As we approach the end of the year, one thing is clear: It's been a long time since we have seen the sector volatility that we have seen this year. Look at the disparities: energy up 34% -- but financials down 21%. Materials up 21%, but consumer discretionary (autos, builders, retailers) down 13%...
With two days left in the trading year, the long reign of small caps over big caps appears to be over: The Dow Industrials are up 7.2 percent, the S&P 500 is up 4.1 percent, the Nasdaq is up 10.8 percent and the Russell 2000 is down 1.8 percent.
The headlines will read, "Markets sell off on Bhutto assassination" -- and while that was certainly a factor, don't kid yourself. The biggest losses occurred in the last half hour, long after the news came out, and they occurred right across the board.
Weakness today on: Bhutto assassination, weaker-than-expected jobless claims, durable goods. Gold, oil, bonds rally. Weak: emerging markets, financials. Airlines, down 2% yesterday, another 2% today: AMR, Northwest, Continental at new lows. Some retailers like Macys and Kohls also at new lows -- but the season was not the disaster some depicted.
S&P futures dropped 5 points on the reported death of Benazir Bhutto after a suicide bombing at a rally in Pakistan, then an additional 2 points as the durable goods report was below expectations.

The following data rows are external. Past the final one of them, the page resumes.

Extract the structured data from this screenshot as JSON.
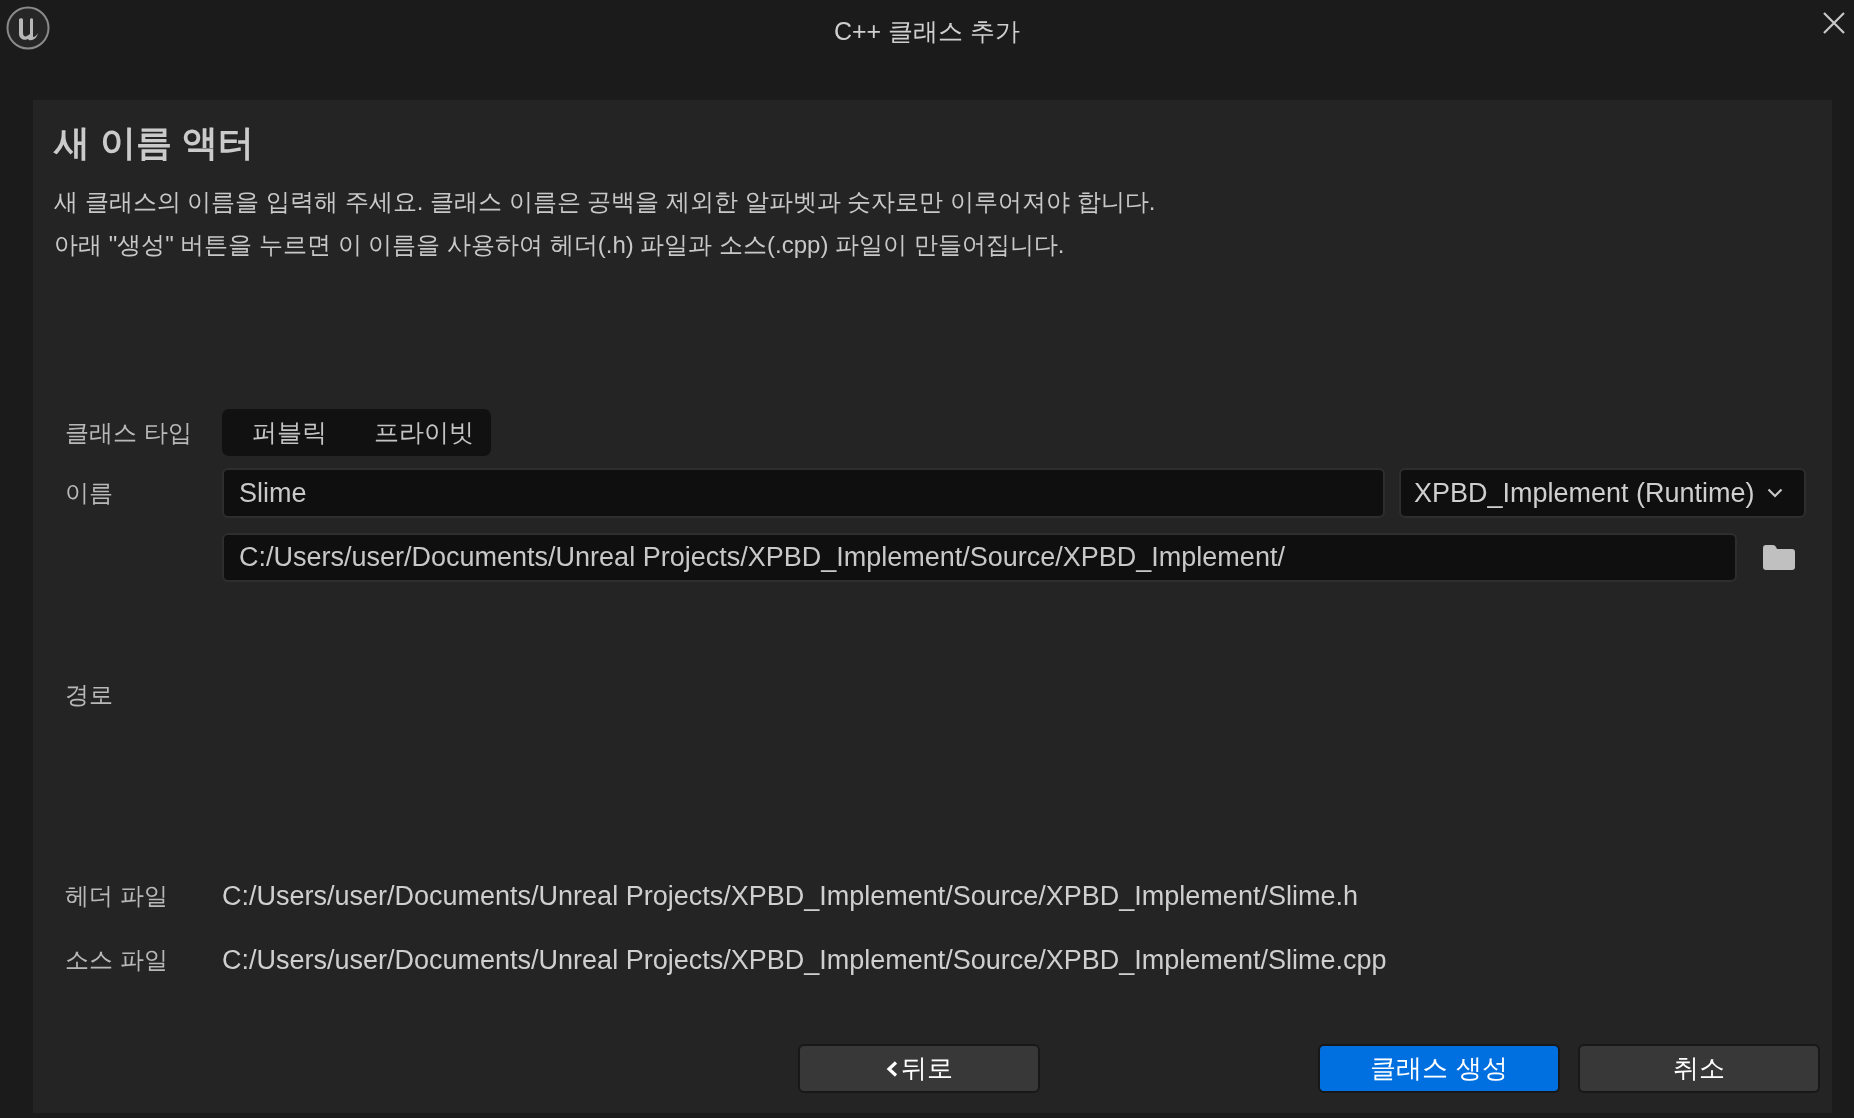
{
  "window": {
    "title": "C++ 클래스 추가"
  },
  "header": {
    "title": "새 이름 액터",
    "description": [
      "새 클래스의 이름을 입력해 주세요. 클래스 이름은 공백을 제외한 알파벳과 숫자로만 이루어져야 합니다.",
      "아래 \"생성\" 버튼을 누르면 이 이름을 사용하여 헤더(.h) 파일과 소스(.cpp) 파일이 만들어집니다."
    ]
  },
  "class_type": {
    "label": "클래스 타입",
    "options": [
      {
        "label": "퍼블릭",
        "selected": false
      },
      {
        "label": "프라이빗",
        "selected": false
      }
    ]
  },
  "name": {
    "label": "이름",
    "value": "Slime",
    "module": "XPBD_Implement (Runtime)"
  },
  "path": {
    "label": "경로",
    "value": "C:/Users/user/Documents/Unreal Projects/XPBD_Implement/Source/XPBD_Implement/"
  },
  "files": [
    {
      "label": "헤더 파일",
      "value": "C:/Users/user/Documents/Unreal Projects/XPBD_Implement/Source/XPBD_Implement/Slime.h"
    },
    {
      "label": "소스 파일",
      "value": "C:/Users/user/Documents/Unreal Projects/XPBD_Implement/Source/XPBD_Implement/Slime.cpp"
    }
  ],
  "buttons": [
    {
      "label": "뒤로",
      "kind": "back"
    },
    {
      "label": "클래스 생성",
      "kind": "primary"
    },
    {
      "label": "취소",
      "kind": "secondary"
    }
  ]
}
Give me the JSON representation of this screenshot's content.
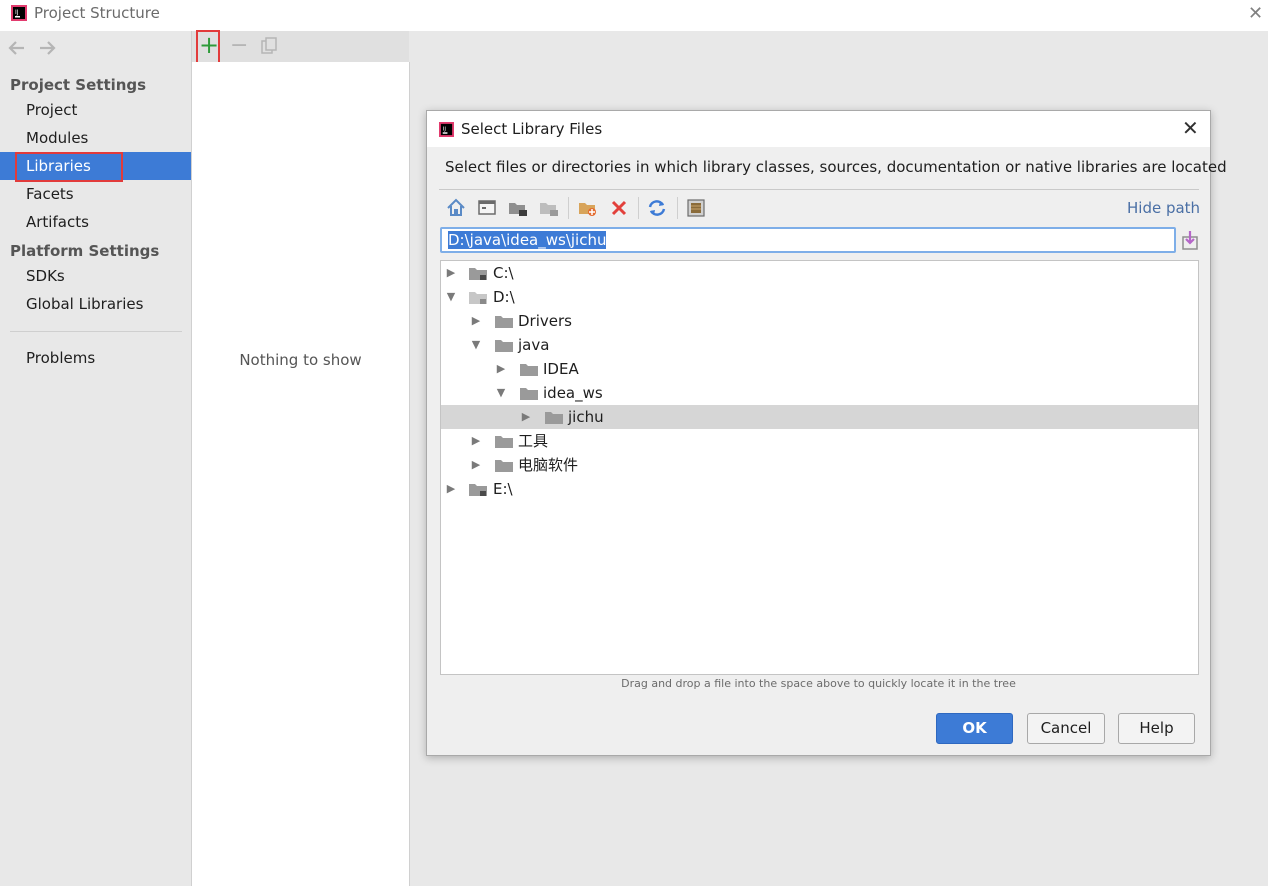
{
  "window": {
    "title": "Project Structure",
    "close_glyph": "✕"
  },
  "sidebar": {
    "back_icon": "arrow-left-icon",
    "forward_icon": "arrow-right-icon",
    "project_settings_title": "Project Settings",
    "platform_settings_title": "Platform Settings",
    "items": [
      {
        "label": "Project"
      },
      {
        "label": "Modules"
      },
      {
        "label": "Libraries",
        "selected": true
      },
      {
        "label": "Facets"
      },
      {
        "label": "Artifacts"
      },
      {
        "label": "SDKs"
      },
      {
        "label": "Global Libraries"
      },
      {
        "label": "Problems"
      }
    ]
  },
  "middle": {
    "add_glyph": "+",
    "remove_glyph": "−",
    "empty_text": "Nothing to show"
  },
  "dialog": {
    "title": "Select Library Files",
    "close_glyph": "✕",
    "description": "Select files or directories in which library classes, sources, documentation or native libraries are located",
    "toolbar_icons": [
      "home-icon",
      "desktop-icon",
      "project-folder-icon",
      "module-folder-icon",
      "new-folder-icon",
      "delete-icon",
      "refresh-icon",
      "show-hidden-icon"
    ],
    "hide_path_label": "Hide path",
    "path_value": "D:\\java\\idea_ws\\jichu",
    "tree": [
      {
        "label": "C:\\",
        "level": 0,
        "expanded": false,
        "drive": true
      },
      {
        "label": "D:\\",
        "level": 0,
        "expanded": true,
        "drive": true
      },
      {
        "label": "Drivers",
        "level": 1,
        "expanded": false
      },
      {
        "label": "java",
        "level": 1,
        "expanded": true
      },
      {
        "label": "IDEA",
        "level": 2,
        "expanded": false
      },
      {
        "label": "idea_ws",
        "level": 2,
        "expanded": true
      },
      {
        "label": "jichu",
        "level": 3,
        "expanded": false,
        "selected": true
      },
      {
        "label": "工具",
        "level": 1,
        "expanded": false
      },
      {
        "label": "电脑软件",
        "level": 1,
        "expanded": false
      },
      {
        "label": "E:\\",
        "level": 0,
        "expanded": false,
        "drive": true
      }
    ],
    "drag_hint": "Drag and drop a file into the space above to quickly locate it in the tree",
    "ok_label": "OK",
    "cancel_label": "Cancel",
    "help_label": "Help"
  },
  "colors": {
    "accent": "#3d7bd6",
    "highlight_box": "#e23b3b"
  }
}
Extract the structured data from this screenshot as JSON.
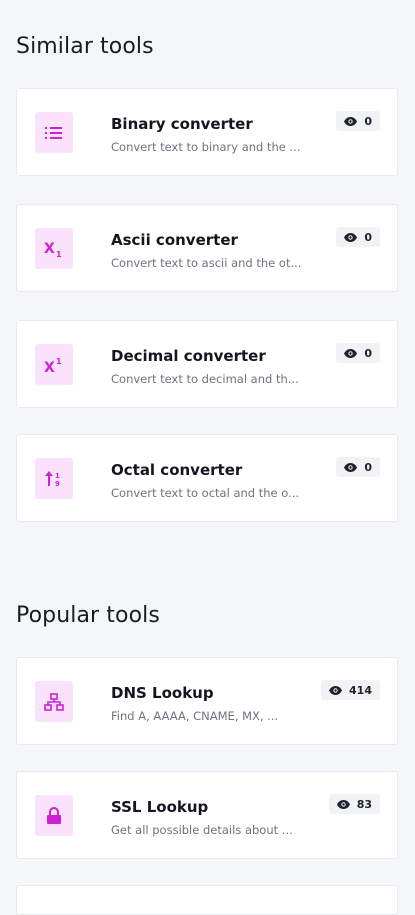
{
  "similar": {
    "title": "Similar tools",
    "tools": [
      {
        "title": "Binary converter",
        "desc": "Convert text to binary and the ...",
        "views": "0",
        "icon": "list-icon"
      },
      {
        "title": "Ascii converter",
        "desc": "Convert text to ascii and the ot...",
        "views": "0",
        "icon": "subscript-icon"
      },
      {
        "title": "Decimal converter",
        "desc": "Convert text to decimal and th...",
        "views": "0",
        "icon": "superscript-icon"
      },
      {
        "title": "Octal converter",
        "desc": "Convert text to octal and the o...",
        "views": "0",
        "icon": "sort-numeric-icon"
      }
    ]
  },
  "popular": {
    "title": "Popular tools",
    "tools": [
      {
        "title": "DNS Lookup",
        "desc": "Find A, AAAA, CNAME, MX, ...",
        "views": "414",
        "icon": "network-icon"
      },
      {
        "title": "SSL Lookup",
        "desc": "Get all possible details about ...",
        "views": "83",
        "icon": "lock-icon"
      }
    ]
  },
  "colors": {
    "accent": "#d11fd6",
    "icon_bg": "#fae2fc",
    "page_bg": "#f5f6f9"
  }
}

But according to MasterCard SpendingPulse, total U.S. retail sales, excluding automobile sales, rose 3.6% for the holiday season so far.
Hedge funds have seen the worst start to the year since the financial crisis, as returns in January and March were both in the red.
The Fed indicated to Citi that it would get more time to fix "stress test" planning problems before rejecting its capital plan.
Goldman Sachs reported quarterly earnings and revenue that topped analysts' expectations on Thursday.